sent to Coventry!

Posted in Books, pictures, Travel with tags , , , , , on May 7, 2016 by xi'an

Coventry city hall, Feb. 2016The other day, my wife came across the expression sent to Coventry and asked me what the reason was for this expression, which Wikitionary explains as

Verb

send to Coventry ‎(third-person singular simple present sends to Coventry, present participle sending to Coventry, simple past and past participle sent to Coventry)

  1. (transitive, idiomatic) To ostracise, or systematically ignore someone.
    The group decided to send the unpopular members to Coventry.

I had never heard this expression before, certainly not while in Coventry, so checked on Wikipedia to see whether or not it was related to the rather unappealing down-town postwar reconstruction. As it appears, the most likely connection is much more ancient as it relates to royalist troops being sent to Coventry, a parliamentarian town during the English Civil War,

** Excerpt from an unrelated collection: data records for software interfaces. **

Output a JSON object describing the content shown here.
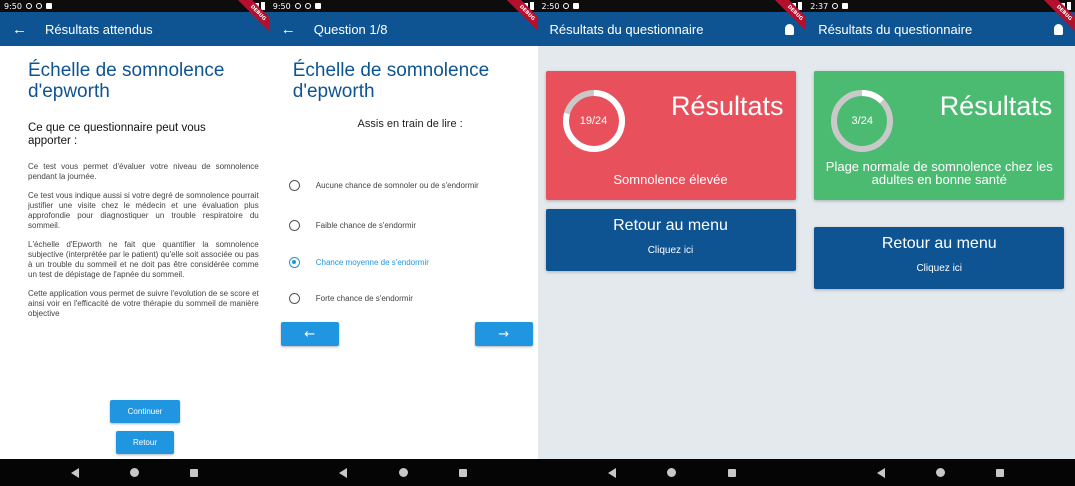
{
  "screens": [
    {
      "status": {
        "time": "9:50"
      },
      "appbar": {
        "title": "Résultats attendus"
      },
      "title": "Échelle de somnolence d'epworth",
      "subtitle": "Ce que ce questionnaire peut vous apporter :",
      "paragraphs": [
        "Ce test vous permet d'évaluer votre niveau de somnolence pendant la journée.",
        "Ce test vous indique aussi si votre degré de somnolence pourrait justifier une visite chez le médecin et une évaluation plus approfondie pour diagnostiquer un trouble respiratoire du sommeil.",
        "L'échelle d'Epworth ne fait que quantifier la somnolence subjective (interprétée par le patient) qu'elle soit associée ou pas à un trouble du sommeil et ne doit pas être considérée comme un test de dépistage de l'apnée du sommeil.",
        "Cette application vous permet de suivre l'evolution de se score et ainsi voir en l'efficacité de votre thérapie du sommeil de manière objective"
      ],
      "continue_label": "Continuer",
      "back_label": "Retour"
    },
    {
      "status": {
        "time": "9:50"
      },
      "appbar": {
        "title": "Question 1/8"
      },
      "title": "Échelle de somnolence d'epworth",
      "question": "Assis en train de lire :",
      "options": [
        "Aucune chance de somnoler ou de s'endormir",
        "Faible chance de s'endormir",
        "Chance moyenne de s'endormir",
        "Forte chance de s'endormir"
      ],
      "selected_index": 2,
      "prev_icon": "←",
      "next_icon": "→"
    },
    {
      "status": {
        "time": "2:50"
      },
      "appbar": {
        "title": "Résultats du questionnaire"
      },
      "result": {
        "title": "Résultats",
        "score": "19/24",
        "score_value": 19,
        "score_max": 24,
        "caption": "Somnolence élevée",
        "color": "#e8505b"
      },
      "menu": {
        "title": "Retour au menu",
        "subtitle": "Cliquez ici"
      }
    },
    {
      "status": {
        "time": "2:37"
      },
      "appbar": {
        "title": "Résultats du questionnaire"
      },
      "result": {
        "title": "Résultats",
        "score": "3/24",
        "score_value": 3,
        "score_max": 24,
        "caption": "Plage normale de somnolence chez les adultes en bonne santé",
        "color": "#4cbb72"
      },
      "menu": {
        "title": "Retour au menu",
        "subtitle": "Cliquez ici"
      }
    }
  ],
  "debug_banner": "DEBUG",
  "colors": {
    "primary": "#0e5493",
    "accent": "#2196e0",
    "high": "#e8505b",
    "normal": "#4cbb72"
  }
}
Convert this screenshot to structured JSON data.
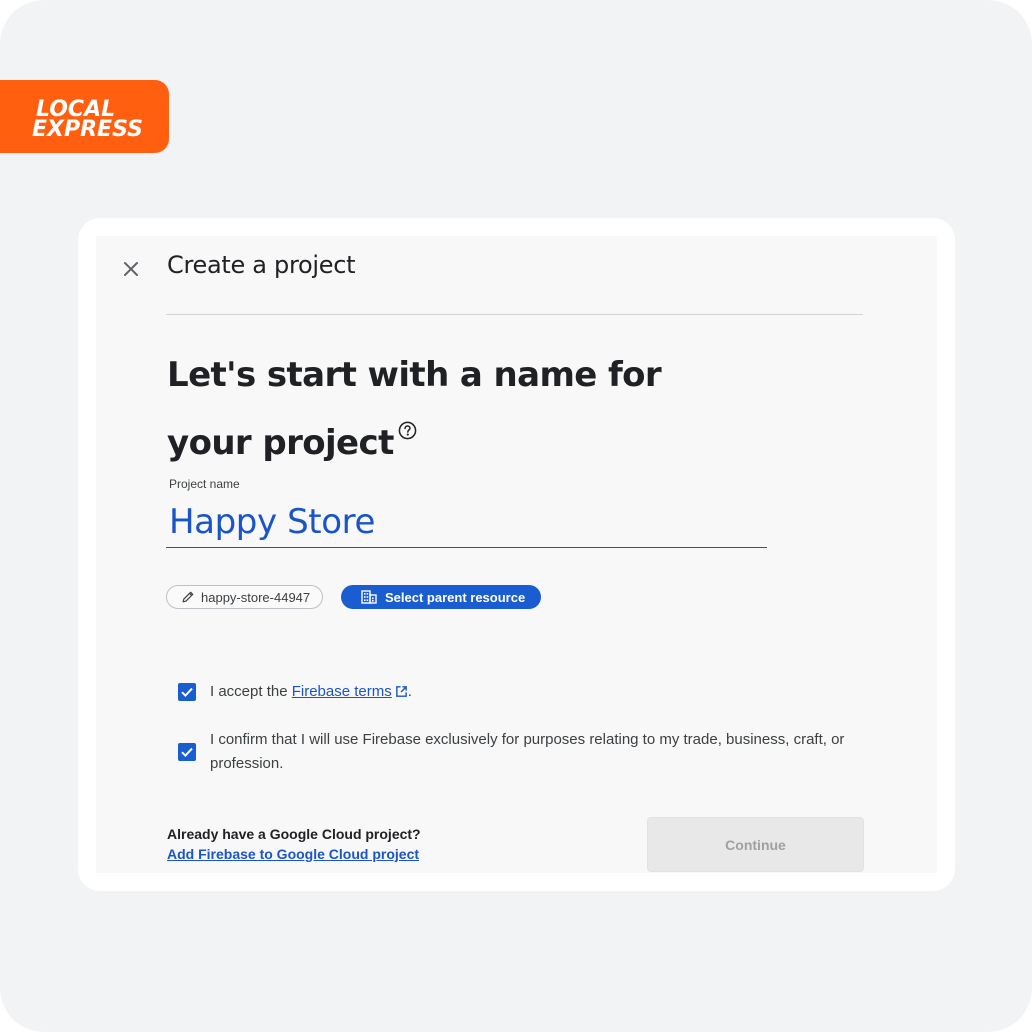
{
  "brand": {
    "logo_line1": "LOCAL",
    "logo_line2": "EXPRESS",
    "color": "#ff5f0f"
  },
  "dialog": {
    "title": "Create a project",
    "close_icon": "close-icon",
    "headline_line1": "Let's start with a name for",
    "headline_line2": "your project",
    "help_icon": "help-circle-icon"
  },
  "project_name": {
    "label": "Project name",
    "value": "Happy Store"
  },
  "chips": {
    "project_id": "happy-store-44947",
    "project_id_icon": "pencil-icon",
    "parent_resource": "Select parent resource",
    "parent_resource_icon": "building-icon"
  },
  "terms": {
    "accept_prefix": "I accept the ",
    "accept_link": "Firebase terms",
    "accept_suffix": ".",
    "accept_checked": true,
    "confirm_text": "I confirm that I will use Firebase exclusively for purposes relating to my trade, business, craft, or profession.",
    "confirm_checked": true
  },
  "footer": {
    "already_text": "Already have a Google Cloud project?",
    "add_link": "Add Firebase to Google Cloud project",
    "continue_label": "Continue"
  },
  "colors": {
    "accent": "#1a5dd0",
    "link": "#1a55c8",
    "background": "#f2f3f5"
  }
}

teaching in English

Posted in Kids, Travel, University life with tags , , , , on May 20, 2013 by xi'an

ENSAE, Nov. 17, 2010A strange (if very French!) debate is taking place these days in the French main chamber, where some socialist deputies are contesting an incoming change in the regulation of university studies that would allow some courses to be taught in… English! Quelle horreur!!! Since this option has been implemented by many universities, incl. Dauphine, it means that we all are acting outside the law! I do not fear in the least being indicted for teaching R and Bayesian statistics in English… However, I find the action of these deputies missing the point: just like most other Western countries, we need to attract bright students from emerging countries in order to keep our departments open. It is unrealistic to think that those students will accept to learn French in addition to English, just because our universities are that attractive (and they are not!). Plus, our own students are asking for courses in English as they realise that their English level is not that great and that this training is more efficient than regular English courses… This position was better expressed in a Le Monde tribune a few days ago signed by several university professors, incl. Cédric Villani.